Share price has broken its all time high comfortably. The rise has been steady and not at all volatile, accompanied by steady volume, which would indicate longer term investors and some funds already accumulating nd not selling back to the market.


Potential Catalyst #1

The just launched Presto app. Tried it and went to the briefing. Its a game changer for PUC for sure. They have already indicated that the e-wallet will be launched only in 1Q2018. Now what is Presto, why Presto. Its very much like Lazada or eBay or Alibaba. Lazada is a platform for retailers to sell, full stop. eBay is more for the personal one man operations. Alibaba is more for wholesalers and distributors.

Presto links retailers/f&b/services originators with en…

How Long Will The Bull Lasts For Malaysia

Are we in a bull run? Of course we are. Not to labour the point but I highlighted the start of the bull run back in January this year... and got a lot of naysayers but never mind:






























p/s: needless to say, this is Jing Tian ... beautiful face and a certain kind of freshness in her looks and acting career thus far



http://malaysiafinance.blogspot.my/2016/12/bank-negara-may-have-switched-on-bull.html


I would like to extend my prediction that the bull run for Bursa stocks should continue to run well till the end of the year. What we are seeing for the past 3 weeks was a general lull where volume suddenly shrunk but the general trend is still intact. My reasons for saying so:

a) the overall equity markets globally will be supported by a benign recovery complemented by a timid approach to raising rates by most central banks

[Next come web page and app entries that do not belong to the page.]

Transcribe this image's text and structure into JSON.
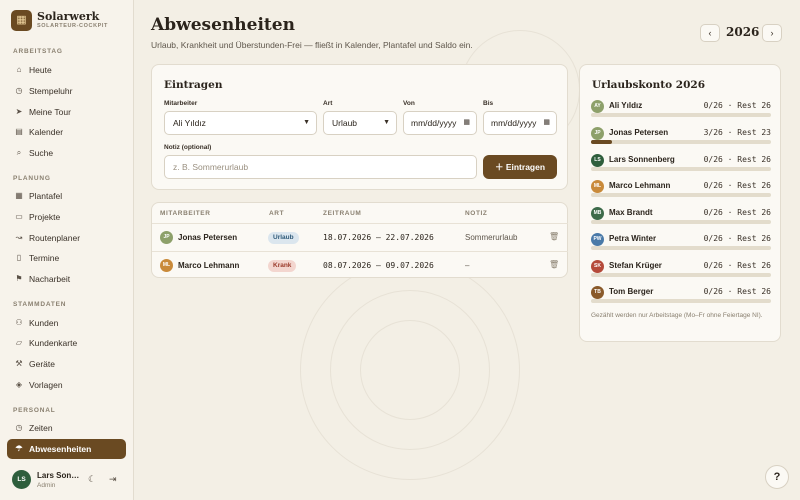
{
  "brand": {
    "name": "Solarwerk",
    "subtitle": "SOLARTEUR-COCKPIT",
    "logo_icon": "solar-panel-icon"
  },
  "nav": {
    "sections": [
      {
        "label": "ARBEITSTAG",
        "items": [
          {
            "label": "Heute",
            "icon": "home-icon"
          },
          {
            "label": "Stempeluhr",
            "icon": "clock-icon"
          },
          {
            "label": "Meine Tour",
            "icon": "navigation-icon"
          },
          {
            "label": "Kalender",
            "icon": "calendar-icon"
          },
          {
            "label": "Suche",
            "icon": "search-icon"
          }
        ]
      },
      {
        "label": "PLANUNG",
        "items": [
          {
            "label": "Plantafel",
            "icon": "grid-icon"
          },
          {
            "label": "Projekte",
            "icon": "folder-icon"
          },
          {
            "label": "Routenplaner",
            "icon": "route-icon"
          },
          {
            "label": "Termine",
            "icon": "document-icon"
          },
          {
            "label": "Nacharbeit",
            "icon": "flag-icon"
          }
        ]
      },
      {
        "label": "STAMMDATEN",
        "items": [
          {
            "label": "Kunden",
            "icon": "users-icon"
          },
          {
            "label": "Kundenkarte",
            "icon": "map-icon"
          },
          {
            "label": "Geräte",
            "icon": "tool-icon"
          },
          {
            "label": "Vorlagen",
            "icon": "layers-icon"
          }
        ]
      },
      {
        "label": "PERSONAL",
        "items": [
          {
            "label": "Zeiten",
            "icon": "clock-icon"
          },
          {
            "label": "Abwesenheiten",
            "icon": "umbrella-icon",
            "active": true
          }
        ]
      }
    ]
  },
  "user": {
    "initials": "LS",
    "name": "Lars Son…",
    "role": "Admin"
  },
  "header": {
    "title": "Abwesenheiten",
    "subtitle": "Urlaub, Krankheit und Überstunden-Frei — fließt in Kalender, Plantafel und Saldo ein.",
    "year": "2026",
    "prev": "‹",
    "next": "›"
  },
  "form": {
    "title": "Eintragen",
    "employee_label": "Mitarbeiter",
    "employee_value": "Ali Yıldız",
    "type_label": "Art",
    "type_value": "Urlaub",
    "from_label": "Von",
    "from_placeholder": "mm/dd/yyyy",
    "to_label": "Bis",
    "to_placeholder": "mm/dd/yyyy",
    "note_label": "Notiz (optional)",
    "note_placeholder": "z. B. Sommerurlaub",
    "submit_label": "Eintragen"
  },
  "table": {
    "headers": {
      "employee": "MITARBEITER",
      "type": "ART",
      "period": "ZEITRAUM",
      "note": "NOTIZ"
    },
    "rows": [
      {
        "initials": "JP",
        "name": "Jonas Petersen",
        "type": "Urlaub",
        "period": "18.07.2026 – 22.07.2026",
        "note": "Sommerurlaub",
        "avatar_color": "#8da06a"
      },
      {
        "initials": "ML",
        "name": "Marco Lehmann",
        "type": "Krank",
        "period": "08.07.2026 – 09.07.2026",
        "note": "–",
        "avatar_color": "#c98a3a"
      }
    ]
  },
  "account": {
    "title": "Urlaubskonto 2026",
    "rows": [
      {
        "initials": "AY",
        "name": "Ali Yıldız",
        "value": "0/26 · Rest 26",
        "used": 0,
        "total": 26,
        "color": "#8da06a"
      },
      {
        "initials": "JP",
        "name": "Jonas Petersen",
        "value": "3/26 · Rest 23",
        "used": 3,
        "total": 26,
        "color": "#8da06a"
      },
      {
        "initials": "LS",
        "name": "Lars Sonnenberg",
        "value": "0/26 · Rest 26",
        "used": 0,
        "total": 26,
        "color": "#2e5e3c"
      },
      {
        "initials": "ML",
        "name": "Marco Lehmann",
        "value": "0/26 · Rest 26",
        "used": 0,
        "total": 26,
        "color": "#c98a3a"
      },
      {
        "initials": "MB",
        "name": "Max Brandt",
        "value": "0/26 · Rest 26",
        "used": 0,
        "total": 26,
        "color": "#3d6b4a"
      },
      {
        "initials": "PW",
        "name": "Petra Winter",
        "value": "0/26 · Rest 26",
        "used": 0,
        "total": 26,
        "color": "#4a7aa8"
      },
      {
        "initials": "SK",
        "name": "Stefan Krüger",
        "value": "0/26 · Rest 26",
        "used": 0,
        "total": 26,
        "color": "#b54a3a"
      },
      {
        "initials": "TB",
        "name": "Tom Berger",
        "value": "0/26 · Rest 26",
        "used": 0,
        "total": 26,
        "color": "#8a5a2a"
      }
    ],
    "footnote": "Gezählt werden nur Arbeitstage (Mo–Fr ohne Feiertage NI)."
  },
  "help_label": "?",
  "colors": {
    "accent": "#6a4a22",
    "background": "#f3efe5",
    "badge_urlaub": "#dbe6ee",
    "badge_krank": "#f3d6cf"
  }
}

b) thanks to a drastic bear run for most commodities, and to a lesser extent some oil & gas players, the undertone for "cost of materials" have been weak and has pr…